 Paulhesketh 16:24 Fri
 Sans-Plan 21:13 Fri
In reply to Paulhesketh:

Holy cow, just looked at the price, £1000 ! That’s some serious cash for a fixed lens camera.

 timparkin 21:39 Fri
In reply to Sans-Plan:

> Holy cow, just looked at the price, £1000 ! That’s some serious cash for a fixed lens camera.

And it is amazing for it's size, beating quite a few SLR's with kit zooms by some margin. I have a Sony A7RIII with a 24-105 and the RX100VII which get used for different purposes (I also have a GoPro 7 and 9 and a DJI Osmo Pocket). I sometimes take all of them out for some documentary film work.

 Big Lee 09:38 Sat
In reply to Big Lee:

Thanks for the suggestions. Opted for a RX100 mk III in the end. I suspect the autofocus functions on the latest models are well beyond my needs for a camera for climbing. I was tempted by the LX15 but it sounded as though it was going to need too much manual fiddling for a camera primarily used whilst climbing/belaying. I know the RX100 functions well as a simple point-and-shoot camera most of the times, and I've got used to most of the faults of the Mk I. As a minor bonus I can also use the same spare batteries previously purchased. 

 timparkin 19:46 Sat
In reply to Big Lee:

Just be careful with water... It sheds the odd bit of rain but I killed mine in a long climb up a wet sron an lairig

 Colin Wells 20:20 Sat
In reply to timparkin:

Agree - the RX100s seem to be allergic to typically British winter climbing weather (mine packed in even though it didn't actually get wet on a Scottish winter jaunt). Went back to Canon - which (I may have just been lucky of course) just seem to keep going. Been using a G9x for winter for last few years - seems to be pretty impervious to British winter conditions so far!

In reply to Colin Wells:

> Agree - the RX100s seem to be allergic to typically British winter climbing weather (mine packed in even though it didn't actually get wet on a Scottish winter jaunt).

I managed to kill one (Mk 1) with water too - they seem to have a bit of a reputation for this. I replaced it directly because it was so good, but I might look beyond it next time. I see the Mk 4 claims to be reasonably robust with moisture and dust. A top end properly weathersealed compact would be great for climbing.

Post edited at 20:43
 Myfyr Tomos 20:41 Sat
In reply to Robert Durran:

With a viewfinder!

In reply to Myfyr Tomos:

> With a viewfinder!

Yes, there's little pleasure in taking photos peering at a screen!

 Stone Idle 21:40 Sat
In reply to Big Lee:

Just found a lightly used rx100 m7. About one third off list price.

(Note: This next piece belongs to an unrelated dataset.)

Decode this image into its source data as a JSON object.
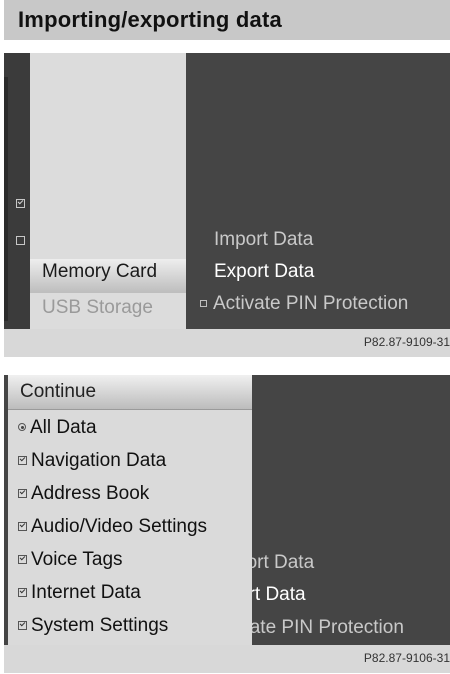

Awesome capability - so far. Tilt screen sounded gimmicky but is very useful. Pop up viewfinder is also good. Slightly bulkier than the m1 but still fits the pocket.

In reply to Big Lee:

What a coincidence my mk1 died a month ago after more than 5 years of quite heavy usage. Bought a mk3 to replace it. Happy now with evf and tilt screen. Have always been happy with the results even though I'm not an expert photographer. 

 Big Lee 07:46 Sun
In reply to timparkin:

> Just be careful with water... It sheds the odd bit of rain but I killed mine in a long climb up a wet sron an lairig

I live in Norway now, so apart from the odd wet ice route I'm generally not getting too wet (I'm not on the west coast). Learned just to use a small dry bag with the Mk I when needed. It looks like the lens motor that died on my latest mk 1. Think I had problems with the lens on the previous one as well, so that's been my issue. Can't complain about about durability as climbing cameras go though as they get a rough ride. 


Please Register as a New User in order to reply to this topic.